ABSTRACT EXPRESSIONISM AT THE ROYAL ACADEMY
'Often Monumental in scale, their works are at times intense, spontaneous and deeply expressive. At others they are more contemplative, presenting large fields of colour that border on the sublime. These radical creations redefined the nature of painting and were intended not simply to be admired from a distance but as a two-way encounters between artist and viewer'

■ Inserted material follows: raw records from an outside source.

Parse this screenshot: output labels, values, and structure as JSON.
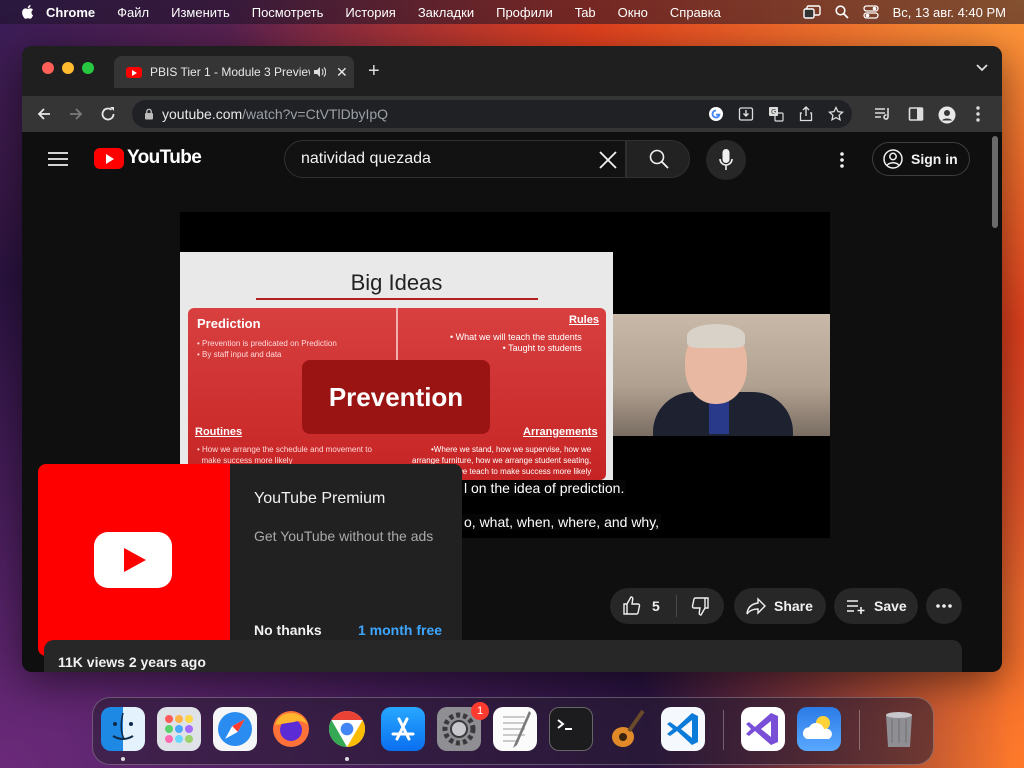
{
  "menubar": {
    "items": [
      {
        "label": "Chrome",
        "bold": true
      },
      {
        "label": "Файл"
      },
      {
        "label": "Изменить"
      },
      {
        "label": "Посмотреть"
      },
      {
        "label": "История"
      },
      {
        "label": "Закладки"
      },
      {
        "label": "Профили"
      },
      {
        "label": "Tab"
      },
      {
        "label": "Окно"
      },
      {
        "label": "Справка"
      }
    ],
    "clock": "Вс, 13 авг.  4:40 PM"
  },
  "browser": {
    "tab_title": "PBIS Tier 1 - Module 3 Preview",
    "url_host": "youtube.com",
    "url_path": "/watch?v=CtVTlDbyIpQ"
  },
  "youtube": {
    "logo_text": "YouTube",
    "search_value": "natividad quezada",
    "signin_label": "Sign in",
    "video": {
      "slide_title": "Big Ideas",
      "prediction": "Prediction",
      "prediction_bullets": "• Prevention is predicated on Prediction\n• By staff input and data",
      "rules": "Rules",
      "rules_bullets": "• What we will teach the students\n• Taught to students",
      "prevention": "Prevention",
      "routines": "Routines",
      "routines_bullets": "• How we arrange the schedule and movement to\n  make success more likely",
      "arrangements": "Arrangements",
      "arrangements_bullets": "•Where we stand, how we supervise, how we\narrange furniture, how we arrange student seating,\nhow we teach to make success more likely",
      "caption_1": "l on the idea of prediction.",
      "caption_2": "o, what, when, where, and why,"
    },
    "promo": {
      "title": "YouTube Premium",
      "subtitle": "Get YouTube without the ads",
      "dismiss": "No thanks",
      "cta": "1 month free"
    },
    "actions": {
      "likes": "5",
      "share": "Share",
      "save": "Save"
    },
    "description": {
      "meta": "11K views  2 years ago"
    }
  },
  "dock": {
    "apps": [
      "finder-icon",
      "launchpad-icon",
      "safari-icon",
      "firefox-icon",
      "chrome-icon",
      "app-store-icon",
      "system-settings-icon",
      "textedit-icon",
      "terminal-icon",
      "garageband-icon",
      "vscode-icon",
      "visual-studio-icon",
      "weather-icon",
      "trash-icon"
    ],
    "settings_badge": "1"
  },
  "colors": {
    "youtube_red": "#ff0000",
    "link_blue": "#3ea6ff",
    "yt_bg": "#0f0f0f"
  }
}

I recently went to see the 'Abstract Expressionist' show at the Royal Academy, I had been excited all year for this long awaited exhibition, and to be honest, it left me in complete awe, overwhelmed and speechless at the sheer energy, scale ,power and breadth of the art movement. It is truly a mind blowing, inspiring experience, where I fell in love all over again with my favourite artists, I've listed my favourite 5 inspiring Abstract Expressionist paintings from the must see show, (details at bottom of the post)
Here are my favourite 3 abstract expressionist paintings at the Royal Academy 'Abstract Expressionist show...
1. Williem De Kooning 'Woman as Landscape' 1965-66
2. Joan Mitchell Salut Tom, 1979 . The exhibition ends with the largest single work in the show by the influential female artist Joan Mitchell, which is a 4 part canvas referencing Monet's Nymphéas'. The use of light, scale and energy in this piece is incredible and literally adds light to the final room.
3. Mark Rothko ' No. 15, 1957. Going into a room dedicated to Mark Rothko's gigantic pulsating pieces can feel like going into the Notre Dame or an ancient temple, giving a feeling of transcendence and contemplation. On a side note Mark Rothko created murals for a Chapel in Houston, which he considered to be among his most important works, you can see the Rothko chapel here. Another Abstract expressionist painter Called Barnett Newman wrote this in his essay 'Sublime is now' on American Painters
“Instead of making cathedrals out of Christ, man, or ‘life,’ we are making it out of ourselves, out of our own feelings.”
royal academy, london - Abstract Expressionism - 24 September 2016 — 2 January 2017